A 2011 article in London’s Daily Telegraph, not widely published in the U.S., reveals the trials and tribulations of a 45-year-old Dutch professor, Diederik Stapel, of the University of Tilburg.
No ordinary professor, Stapel was a world renowned social psychologist with about a dozen scientific projects published in journals around the world. One such published report concluded that “white people are more prone to discriminate against blacks, when encountered in messy environments.”
After learning that Stapel had been dismissed by his university, New York Times reporter Yudhjit Bhattacharjee contacted and persuaded him to spend time answering questions about his research and career. These interviews led to an article published in The Times on April 26.

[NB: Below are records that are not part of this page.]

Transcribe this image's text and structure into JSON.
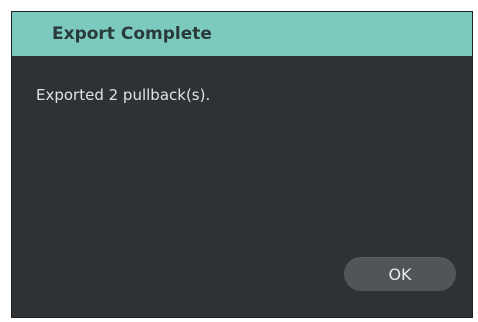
{
  "dialog": {
    "title": "Export Complete",
    "message": "Exported 2 pullback(s).",
    "ok_label": "OK"
  },
  "colors": {
    "titlebar": "#7cc9bd",
    "background": "#2f3234",
    "button": "#505557"
  }
}
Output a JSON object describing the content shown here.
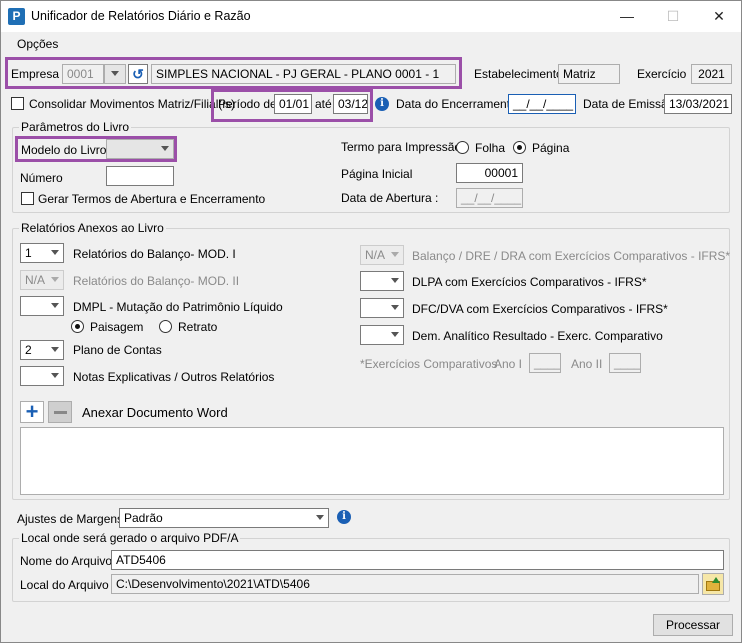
{
  "window": {
    "title": "Unificador de Relatórios Diário e Razão",
    "minimize": "—",
    "maximize": "☐",
    "close": "✕"
  },
  "menu": {
    "opcoes": "Opções"
  },
  "empresa": {
    "label": "Empresa",
    "code": "0001",
    "name": "SIMPLES NACIONAL - PJ GERAL - PLANO 0001 - 1"
  },
  "estabelecimento": {
    "label": "Estabelecimento",
    "value": "Matriz"
  },
  "exercicio": {
    "label": "Exercício",
    "value": "2021"
  },
  "consolidar": {
    "label": "Consolidar Movimentos Matriz/Filial(is)"
  },
  "periodo": {
    "label": "Período de",
    "from": "01/01",
    "ate": "até",
    "to": "03/12"
  },
  "encerramento": {
    "label": "Data do Encerramento",
    "value": "__/__/____"
  },
  "emissao": {
    "label": "Data de Emissão",
    "value": "13/03/2021"
  },
  "parametros": {
    "title": "Parâmetros do Livro",
    "modelo_label": "Modelo do Livro",
    "numero_label": "Número",
    "gerar_termos": "Gerar Termos de Abertura e Encerramento",
    "termo_label": "Termo para Impressão",
    "folha": "Folha",
    "pagina": "Página",
    "pagina_inicial_label": "Página Inicial",
    "pagina_inicial_value": "00001",
    "data_abertura_label": "Data de Abertura :",
    "data_abertura_value": "__/__/____"
  },
  "anexos": {
    "title": "Relatórios Anexos ao Livro",
    "balanco_val": "1",
    "balanco_label": "Relatórios do Balanço- MOD. I",
    "balanco2_val": "N/A",
    "balanco2_label": "Relatórios do Balanço- MOD. II",
    "dmpl_label": "DMPL - Mutação do Patrimônio Líquido",
    "paisagem": "Paisagem",
    "retrato": "Retrato",
    "plano_val": "2",
    "plano_label": "Plano de Contas",
    "notas_label": "Notas Explicativas / Outros Relatórios",
    "ifrs_val": "N/A",
    "ifrs_label": "Balanço / DRE / DRA com Exercícios Comparativos - IFRS*",
    "dlpa_label": "DLPA com Exercícios Comparativos - IFRS*",
    "dfc_label": "DFC/DVA com Exercícios Comparativos - IFRS*",
    "dem_label": "Dem. Analítico Resultado - Exerc. Comparativo",
    "comparativos_label": "*Exercícios Comparativos",
    "ano1_label": "Ano I",
    "ano1_value": "____",
    "ano2_label": "Ano II",
    "ano2_value": "____",
    "anexar_label": "Anexar Documento Word"
  },
  "margens": {
    "label": "Ajustes de Margens",
    "value": "Padrão"
  },
  "local": {
    "title": "Local onde será gerado o arquivo PDF/A",
    "nome_label": "Nome do Arquivo",
    "nome_value": "ATD5406",
    "local_label": "Local do Arquivo",
    "local_value": "C:\\Desenvolvimento\\2021\\ATD\\5406"
  },
  "processar": "Processar"
}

Stapel’s troubles started when two of his administrative assistants noticed something strange. Participants in his research always seemed to reach very high consensus levels, with little dissent, something abnormal in social behavioral research. They alerted his faculty superior to this anomaly.
This supervisor summoned the professor to discuss his work and scientific methodology used in projects that had been published. One of those projects concluded that “the very thought of people eating red meat caused anti-social behavior.” And capitalism, not surprising in academic research, came under assault with findings “that just being around any suggestion of capitalism made people greedy.”
Not satisfied with his answers, his superior transported Stapel back to the locations named and sites described in his research. Stapel was unable to find even the buildings, much less the physical sites where the actual research was supposedly conducted. Frustrated and shaken, he admitted that almost all of his research over the years was “made up.”
Trying to justify why it happened, the professor complained that academic science, too, is big business. “There are scant resources, you need grants, you need money, there is competition.” He also talked about the need to be published and to make speeches to groups that mattered.
Demands like these exist for most scientific research, even more so when the research has been politicized. This was present for all to see in “Climategate,” the massive leaking of memos, documents and reports at East Anglia University in England in 2009.
These leaks showed that bad science was used to “confirm” environmental claims, warnings and predictions. Memos also showed that scientists who advocated “man-made” global warming deliberately and systematically attempted to discredit those who disagreed with them, tarnishing their reputations and making it more difficult for them to get grants and funds for their projects.
Bhattacharjee’s New York Times article, “The Story of a Con Man,” concludes by saying it “hopes Stapel’s fraud will shine a light on dishonesty in science, but scientific fraud is hardly new. Some scientists consider the fraud insignificant, but scientific misconduct in recent years suggests, at the very least, that the number of bad actors isn’t as insignificant as some believe.”
In this time of political correctness and misinformation, one needs to be skeptical. English biologist Thomas Henry Huxley put it best, “Science commits suicide when it adopts a creed.”
Weather Journal70 Thursday to ice Sunday?